It is usual in crimes of this kind, and of much less barbarity, for a government to employ all the resources of its criminal administration to discover the perpetrators, and not, as in this case, throw the whole weight of the investigation upon the sufferers.

The first and chiefest duty of a government is to protect the lives and property not only of its own citizens, but of all others who in the pursuit of peaceable objects settle within its dominions, and the punishment of evil doers, to whatever class, nationality, or position they may belong.

When the governor of Urumia is asked what steps he has taken to satisfy himself of the culpability of these men, he replies “None;” and without instituting any independent inquiry or accepting the testimony of others, for the sake of a bribe, he pronounces the Kurds not guilty.
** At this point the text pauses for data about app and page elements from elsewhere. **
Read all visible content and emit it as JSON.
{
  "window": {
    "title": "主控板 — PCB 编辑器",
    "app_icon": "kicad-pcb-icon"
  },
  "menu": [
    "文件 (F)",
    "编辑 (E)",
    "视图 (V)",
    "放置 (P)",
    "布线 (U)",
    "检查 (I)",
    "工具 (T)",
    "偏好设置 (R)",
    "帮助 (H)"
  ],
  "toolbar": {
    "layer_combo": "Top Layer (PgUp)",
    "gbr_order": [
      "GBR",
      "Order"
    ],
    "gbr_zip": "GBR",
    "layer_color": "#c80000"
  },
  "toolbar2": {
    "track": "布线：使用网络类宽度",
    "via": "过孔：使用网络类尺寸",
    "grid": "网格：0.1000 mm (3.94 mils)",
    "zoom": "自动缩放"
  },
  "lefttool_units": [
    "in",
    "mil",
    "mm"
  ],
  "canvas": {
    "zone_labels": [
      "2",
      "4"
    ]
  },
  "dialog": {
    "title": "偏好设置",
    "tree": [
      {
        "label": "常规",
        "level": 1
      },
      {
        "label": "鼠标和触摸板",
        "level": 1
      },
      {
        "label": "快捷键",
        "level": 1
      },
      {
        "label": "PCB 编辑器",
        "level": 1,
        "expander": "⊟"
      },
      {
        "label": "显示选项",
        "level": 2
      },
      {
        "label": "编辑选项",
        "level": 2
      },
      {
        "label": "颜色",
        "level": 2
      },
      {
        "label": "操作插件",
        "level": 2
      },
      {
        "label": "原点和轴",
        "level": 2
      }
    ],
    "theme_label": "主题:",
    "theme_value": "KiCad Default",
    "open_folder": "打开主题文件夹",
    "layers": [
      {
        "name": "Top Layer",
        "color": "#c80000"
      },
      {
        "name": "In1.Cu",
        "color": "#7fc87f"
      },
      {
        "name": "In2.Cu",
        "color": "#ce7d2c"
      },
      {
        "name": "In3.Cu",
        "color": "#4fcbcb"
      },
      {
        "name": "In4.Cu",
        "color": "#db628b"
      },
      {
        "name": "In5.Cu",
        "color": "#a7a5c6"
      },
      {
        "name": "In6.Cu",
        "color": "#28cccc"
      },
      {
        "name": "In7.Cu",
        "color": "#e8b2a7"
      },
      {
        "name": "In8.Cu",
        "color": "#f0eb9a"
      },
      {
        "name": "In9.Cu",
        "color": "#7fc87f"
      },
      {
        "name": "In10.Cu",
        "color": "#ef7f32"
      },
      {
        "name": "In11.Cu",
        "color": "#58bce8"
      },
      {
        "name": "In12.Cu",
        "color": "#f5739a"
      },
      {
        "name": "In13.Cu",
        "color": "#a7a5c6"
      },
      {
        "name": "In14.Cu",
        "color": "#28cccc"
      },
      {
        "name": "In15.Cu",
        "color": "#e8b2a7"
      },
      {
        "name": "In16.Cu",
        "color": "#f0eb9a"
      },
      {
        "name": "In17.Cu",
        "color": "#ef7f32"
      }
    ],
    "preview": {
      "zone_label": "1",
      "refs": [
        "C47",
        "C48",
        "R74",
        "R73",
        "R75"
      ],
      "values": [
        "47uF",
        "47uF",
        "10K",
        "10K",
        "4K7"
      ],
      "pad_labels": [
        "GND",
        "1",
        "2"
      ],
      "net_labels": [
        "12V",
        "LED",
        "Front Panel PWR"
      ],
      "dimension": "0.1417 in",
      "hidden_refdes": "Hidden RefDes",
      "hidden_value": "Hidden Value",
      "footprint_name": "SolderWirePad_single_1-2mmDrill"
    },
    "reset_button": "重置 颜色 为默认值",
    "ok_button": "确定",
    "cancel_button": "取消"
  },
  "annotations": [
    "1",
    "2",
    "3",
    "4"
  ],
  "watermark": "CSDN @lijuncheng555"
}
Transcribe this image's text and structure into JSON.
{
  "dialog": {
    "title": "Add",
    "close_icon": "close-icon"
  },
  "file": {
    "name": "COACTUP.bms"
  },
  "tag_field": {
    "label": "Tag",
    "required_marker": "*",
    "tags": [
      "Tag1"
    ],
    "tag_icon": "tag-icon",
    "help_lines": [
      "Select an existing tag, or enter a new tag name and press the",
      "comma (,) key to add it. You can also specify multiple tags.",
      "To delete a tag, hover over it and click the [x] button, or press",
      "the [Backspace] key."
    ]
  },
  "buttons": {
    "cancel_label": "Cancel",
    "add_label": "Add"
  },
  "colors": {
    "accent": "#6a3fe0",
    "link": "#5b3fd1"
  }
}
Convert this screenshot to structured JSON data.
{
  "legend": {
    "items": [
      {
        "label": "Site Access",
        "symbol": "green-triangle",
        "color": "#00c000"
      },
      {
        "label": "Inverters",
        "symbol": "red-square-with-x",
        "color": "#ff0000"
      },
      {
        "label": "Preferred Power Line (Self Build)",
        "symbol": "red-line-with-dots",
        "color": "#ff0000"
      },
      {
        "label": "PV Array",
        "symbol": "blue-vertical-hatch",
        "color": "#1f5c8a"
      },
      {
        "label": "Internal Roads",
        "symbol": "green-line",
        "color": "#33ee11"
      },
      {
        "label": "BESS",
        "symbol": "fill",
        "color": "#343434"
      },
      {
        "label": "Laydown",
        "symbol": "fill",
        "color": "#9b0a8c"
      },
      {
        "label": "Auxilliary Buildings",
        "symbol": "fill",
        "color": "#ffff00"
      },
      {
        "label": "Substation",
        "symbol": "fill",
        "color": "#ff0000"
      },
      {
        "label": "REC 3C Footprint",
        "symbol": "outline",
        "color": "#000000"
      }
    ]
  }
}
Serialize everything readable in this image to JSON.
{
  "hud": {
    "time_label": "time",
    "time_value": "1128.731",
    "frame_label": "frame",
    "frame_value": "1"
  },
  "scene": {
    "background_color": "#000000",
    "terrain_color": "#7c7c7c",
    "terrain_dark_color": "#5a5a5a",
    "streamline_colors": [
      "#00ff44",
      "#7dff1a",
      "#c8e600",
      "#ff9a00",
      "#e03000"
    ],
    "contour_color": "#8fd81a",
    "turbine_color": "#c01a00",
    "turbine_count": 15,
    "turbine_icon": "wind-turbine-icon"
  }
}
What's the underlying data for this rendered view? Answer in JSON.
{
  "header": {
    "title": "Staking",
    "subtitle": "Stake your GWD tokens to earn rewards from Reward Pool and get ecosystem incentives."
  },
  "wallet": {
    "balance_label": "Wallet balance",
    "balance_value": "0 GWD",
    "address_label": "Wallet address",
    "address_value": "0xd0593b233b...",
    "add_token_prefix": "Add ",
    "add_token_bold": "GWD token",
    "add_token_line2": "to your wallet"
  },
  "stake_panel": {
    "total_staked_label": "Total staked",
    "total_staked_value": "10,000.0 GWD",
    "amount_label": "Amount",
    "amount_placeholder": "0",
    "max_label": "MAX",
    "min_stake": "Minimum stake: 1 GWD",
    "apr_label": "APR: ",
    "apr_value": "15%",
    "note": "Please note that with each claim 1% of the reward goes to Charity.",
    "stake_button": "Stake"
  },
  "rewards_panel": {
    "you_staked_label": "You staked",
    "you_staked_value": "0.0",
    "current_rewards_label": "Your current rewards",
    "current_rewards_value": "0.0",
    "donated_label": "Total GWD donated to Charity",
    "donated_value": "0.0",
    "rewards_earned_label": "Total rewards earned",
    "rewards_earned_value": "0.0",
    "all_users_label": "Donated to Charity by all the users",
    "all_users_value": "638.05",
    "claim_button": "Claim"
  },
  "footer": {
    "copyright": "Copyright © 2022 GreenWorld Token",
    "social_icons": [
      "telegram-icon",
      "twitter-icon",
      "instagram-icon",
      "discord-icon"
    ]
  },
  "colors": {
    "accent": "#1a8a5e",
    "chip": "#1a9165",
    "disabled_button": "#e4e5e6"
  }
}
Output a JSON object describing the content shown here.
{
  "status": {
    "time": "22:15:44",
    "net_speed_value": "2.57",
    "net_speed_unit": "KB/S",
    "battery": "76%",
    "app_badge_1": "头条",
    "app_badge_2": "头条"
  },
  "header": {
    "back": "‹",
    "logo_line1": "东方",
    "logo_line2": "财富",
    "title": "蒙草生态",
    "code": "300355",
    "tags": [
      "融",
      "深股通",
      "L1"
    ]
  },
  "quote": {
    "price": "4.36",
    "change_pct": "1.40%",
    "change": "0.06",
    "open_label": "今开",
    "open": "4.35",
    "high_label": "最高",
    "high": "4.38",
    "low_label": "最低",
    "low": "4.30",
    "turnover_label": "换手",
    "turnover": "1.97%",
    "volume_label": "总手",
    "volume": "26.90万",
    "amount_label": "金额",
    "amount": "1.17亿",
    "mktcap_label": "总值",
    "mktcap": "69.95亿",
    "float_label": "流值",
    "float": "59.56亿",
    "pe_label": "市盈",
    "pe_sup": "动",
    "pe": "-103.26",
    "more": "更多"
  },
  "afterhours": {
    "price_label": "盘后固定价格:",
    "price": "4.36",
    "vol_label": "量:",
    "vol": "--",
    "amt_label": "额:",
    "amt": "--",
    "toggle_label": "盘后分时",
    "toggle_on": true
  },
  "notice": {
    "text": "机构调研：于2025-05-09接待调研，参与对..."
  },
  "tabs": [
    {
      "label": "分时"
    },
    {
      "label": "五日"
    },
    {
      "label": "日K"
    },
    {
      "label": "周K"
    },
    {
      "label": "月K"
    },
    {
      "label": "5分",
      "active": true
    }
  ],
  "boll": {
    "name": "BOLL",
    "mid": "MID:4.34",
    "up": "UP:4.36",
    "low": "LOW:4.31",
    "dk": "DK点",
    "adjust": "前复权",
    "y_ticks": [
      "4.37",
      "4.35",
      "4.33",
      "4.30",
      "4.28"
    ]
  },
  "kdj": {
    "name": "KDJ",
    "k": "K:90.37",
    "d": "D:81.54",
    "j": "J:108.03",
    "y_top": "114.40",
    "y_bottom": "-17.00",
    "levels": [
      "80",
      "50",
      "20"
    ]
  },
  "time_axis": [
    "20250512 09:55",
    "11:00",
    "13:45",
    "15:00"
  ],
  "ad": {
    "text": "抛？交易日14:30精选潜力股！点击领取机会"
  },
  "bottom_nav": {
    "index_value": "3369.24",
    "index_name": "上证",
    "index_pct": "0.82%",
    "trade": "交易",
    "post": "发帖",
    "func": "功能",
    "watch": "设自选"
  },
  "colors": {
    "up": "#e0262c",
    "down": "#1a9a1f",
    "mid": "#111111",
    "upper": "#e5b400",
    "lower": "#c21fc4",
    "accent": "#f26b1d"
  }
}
A man who, as governor, demands and receives large sums of money to protect the guilty parties in such a barbarous case is utterly unfit for his position and ought to be removed and replaced by some one sensible of the responsibilities devolving upon such an office.

It is with much regret that I have to complain of the intervention to protect these men of Mirza Hussein Aga, the chief ecclesiastical authority of Urumia, whose religious position should incline him to purge the city and district of crime and transgressions of the law, but who is openly accused of shielding and protecting criminals instead of punishing them.

It is in the midst of such conditions and circumstances that I have to inform your excellency that so long as this governor and mudjtabad (judge) retain their places these men will never be arrested; and this grave situation will become more serious still.

I therefore beg to ask, in order to bring this unhappy case to a conclusion, that these men may be removed from their positions, that new men be appointed, and stronger measures be enforced for the arrest of the culprits.

I take, etc.,

John Tyler.